For Chinese consumers, exactly what you searchlook for online soon could identify whether youre eligible for a loan.
Through a landmark dealhandle Los Angeles credit report firm ZestFinance, Chinas leading online search engine, Baidu, quickly will assign credit scorescredit rating to its users based upon search, location and payment information.
A handful of Chinese companies already judge credit reliability based on the shopping and payment histories of their customers, but Baidus plan to utilize search data appears to be a first.
Nobodys ever had the ability to turn search information into credit data, said Douglas Merrill, primary executive of ZestFinance, which likewise will get an equity investment from Baidu as part of the offer. Merrill would not divulge terms of the financial investment.
Aaron Rieke of seeking advice from firm Upturn, which has tracked alternative credit rating companies, said the deal, thanks to Baidus size, would mark the firstvery first time a business has actually taken such a vast quantity of information about online behavior and used it to make credit choices.
Theyre going to have a great deal of data, Rieke said. Its an important minute. As soon as youre going to be evaluated by the by-products of online activity, thats a brave brand-new world.
ZestFinance, established in 2009, specializes in scoring the creditworthiness of debtors who have little or no credit report. The company utilizes complex algorithms that try to find connections between creditworthiness and all sort of nontraditional credit info.
In the US, it makes customer loans under the brand name Basix, and judges clients based upon a broad range of information gleaned from information brokers and other sources. In China, e-commerce website JD.com utilizes ZestFinances systems to underwrite loans to its customers based upon their surfing and transaction history.
But the offerhandle Baidu takes things an action further, setting ZestFinances system loose on a chest of info about exactly what customers are searching for online, where they go and exactly what they acquire through merchants on Baidus e-commerce platform.
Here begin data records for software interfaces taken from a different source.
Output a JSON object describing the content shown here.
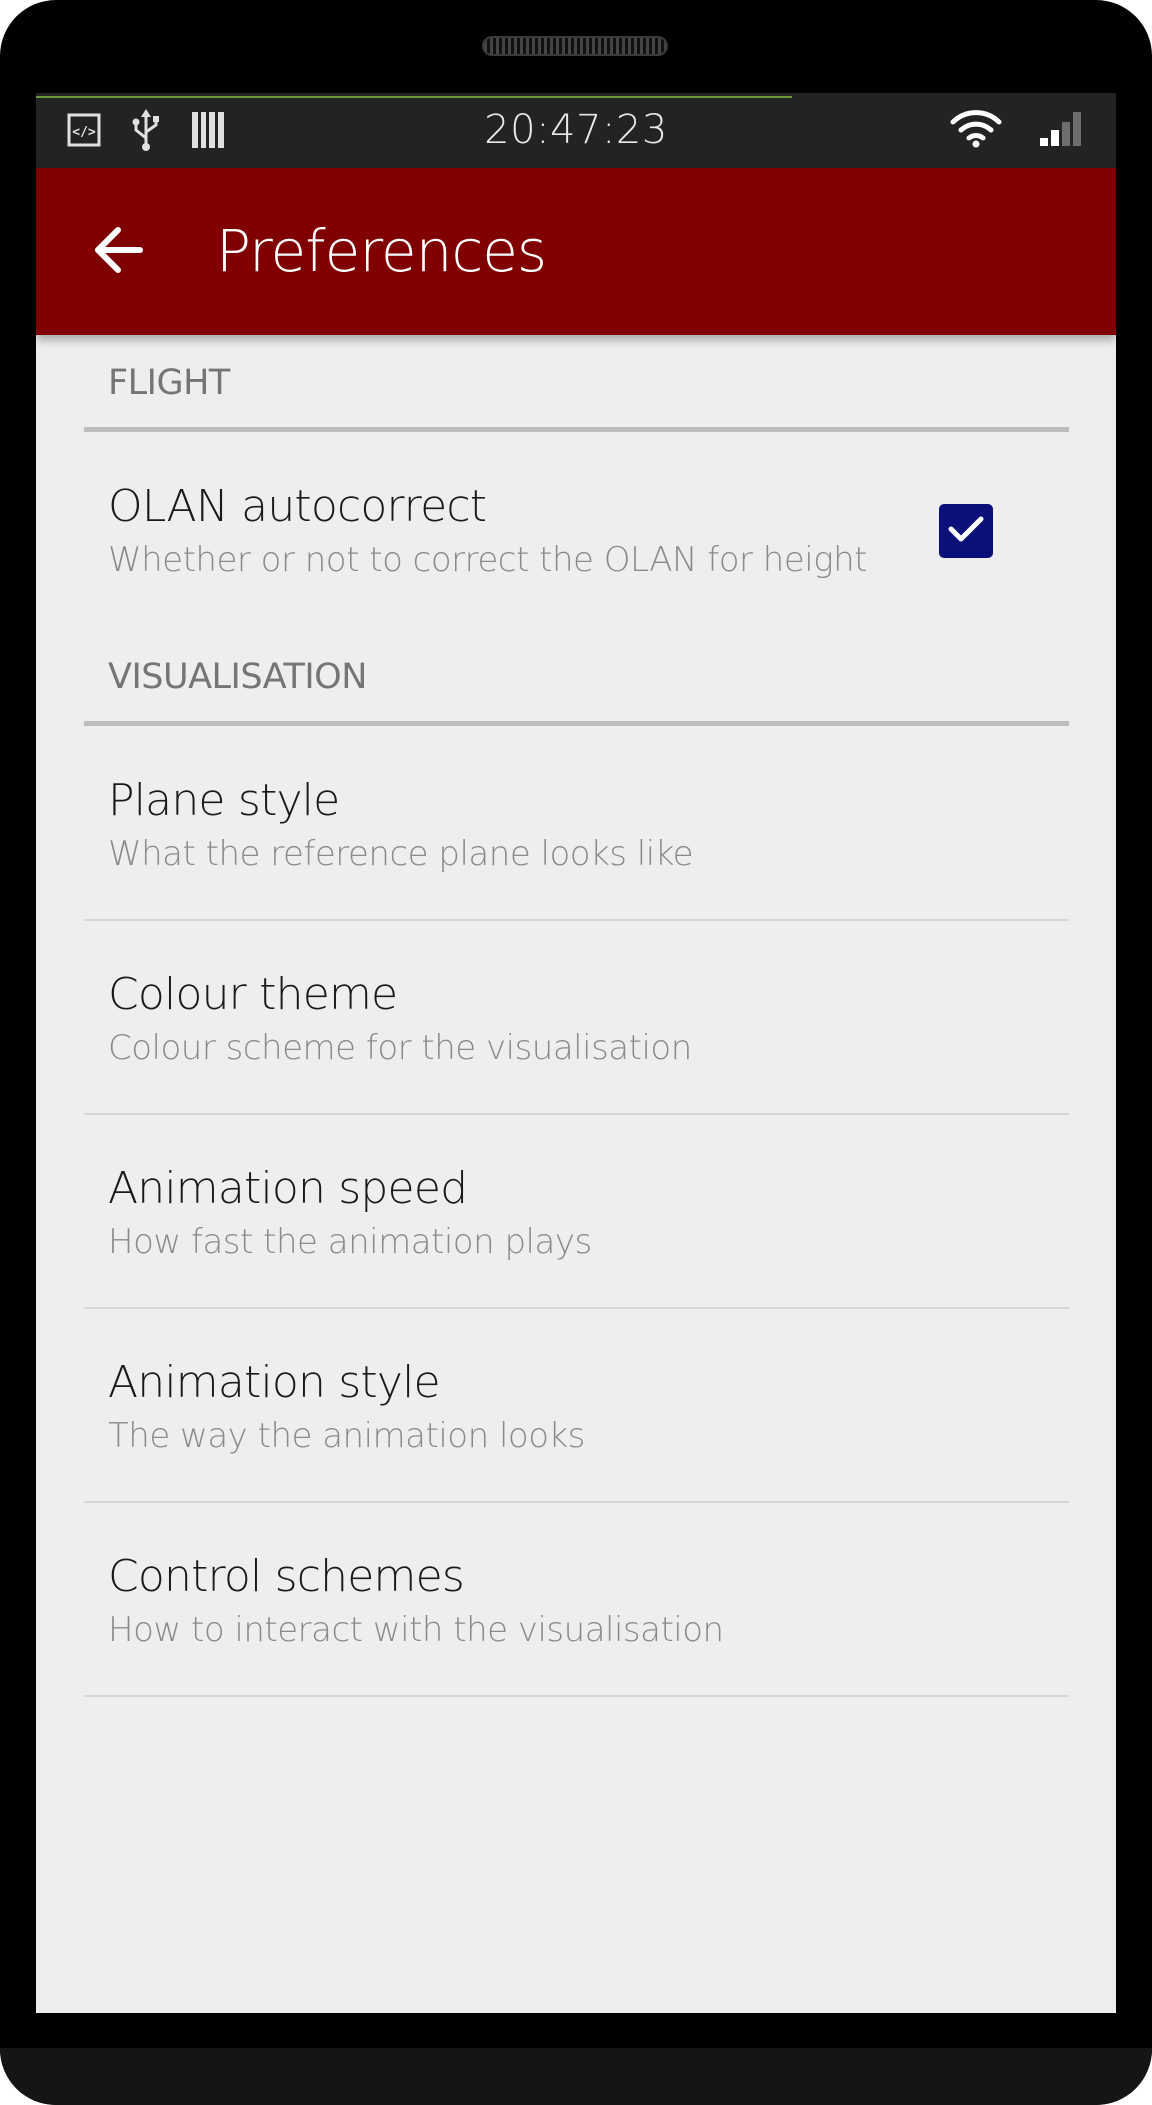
{
  "status_bar": {
    "time": "20:47:23",
    "left_icons": [
      "code-icon",
      "usb-icon",
      "barcode-icon"
    ],
    "right_icons": [
      "wifi-icon",
      "signal-icon"
    ],
    "background": "#232323"
  },
  "app_bar": {
    "title": "Preferences",
    "back_icon": "arrow-back-icon",
    "background": "#800000"
  },
  "categories": [
    {
      "label": "FLIGHT",
      "items": [
        {
          "title": "OLAN autocorrect",
          "summary": "Whether or not to correct the OLAN for height",
          "checkbox": {
            "checked": true,
            "color": "#0a0f7a"
          }
        }
      ]
    },
    {
      "label": "VISUALISATION",
      "items": [
        {
          "title": "Plane style",
          "summary": "What the reference plane looks like"
        },
        {
          "title": "Colour theme",
          "summary": "Colour scheme for the visualisation"
        },
        {
          "title": "Animation speed",
          "summary": "How fast the animation plays"
        },
        {
          "title": "Animation style",
          "summary": "The way the animation looks"
        },
        {
          "title": "Control schemes",
          "summary": "How to interact with the visualisation"
        }
      ]
    }
  ]
}
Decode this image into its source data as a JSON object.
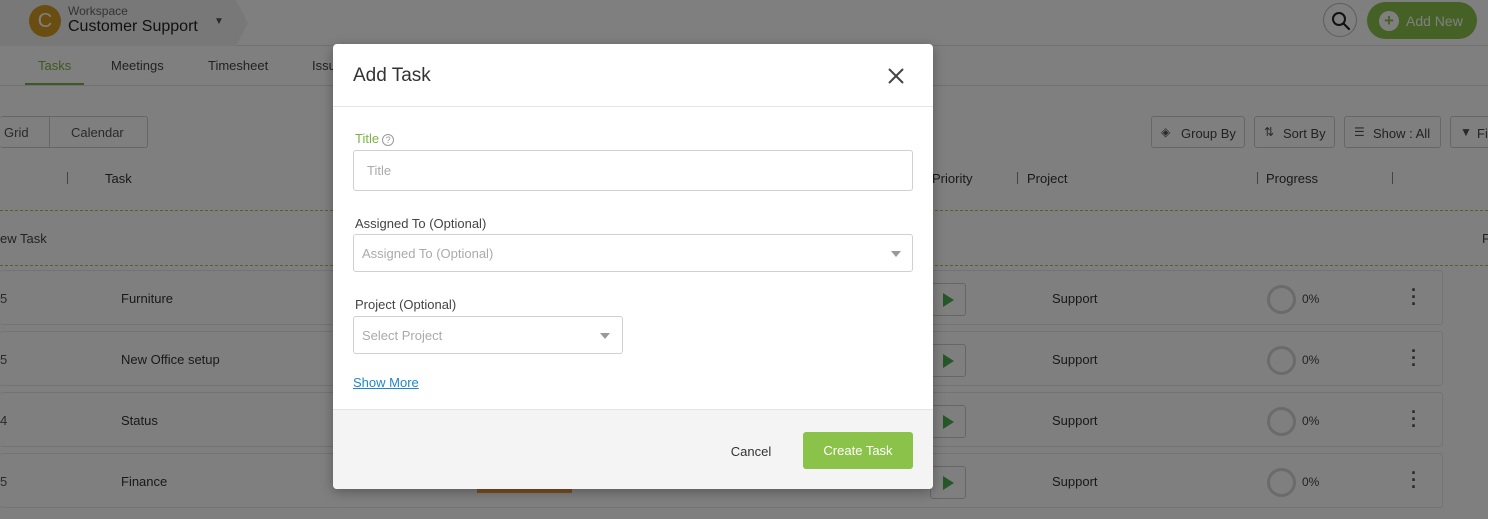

Though much of that information has absolutely nothing to do with cash, Merrill stated behavioral data can weed out scams and produce strong credit information.
If you get enough data about peoples habits, youll be able to draw out info about capability to repay and willingness to repay, Merrill said.
Because of the vagaries of ZestFinances system, which may discover connections that are far from apparent, its tough to state precisely how the Baidu scores will work.
For circumstancesFor example, in ZestFinances US financing practice, Merrill has actually stated that borrowers who fill out a loan application utilizing proper capitalization are more most likelymost likely to pay back than those who utilize all uppercase though Merrill likewise acknowledges hes not exactly sure why that is.
The dealhandle ZestFinance comes less than a year after Baidu and Chinese financing company Citic Group announced strategies to start a brand-new bank, to be called Baixin Bank.
At the time, Baidu said that its search data might assist the bank understand the private needs of consumers. Now, by dealing with ZestFinance, its most likely planning to utilize that very same information to help it finance charge card, loans and other financial products for numerous millions of prospective clients.
In a declaration revealing the offer with ZestFinance, Tony Yip, Baidus head of investments, said the offer will assist transform the financial services market in China. The business decreased to comment beyond a press release announcing the offer.
Chinas customer credit market is growing quick, but its still relatively little, and the majority of Chinese customers don’t have a standard credit rating.
In December, Fitch Ratings approximated about 35 percent of Chinese customers or about 350 million out of an adult population of more than 1 billion had a formal credit report. By comparison, about 89 percent of American grownups have a credit record, inning accordance with the federal Consumer Financial Defense Bureau.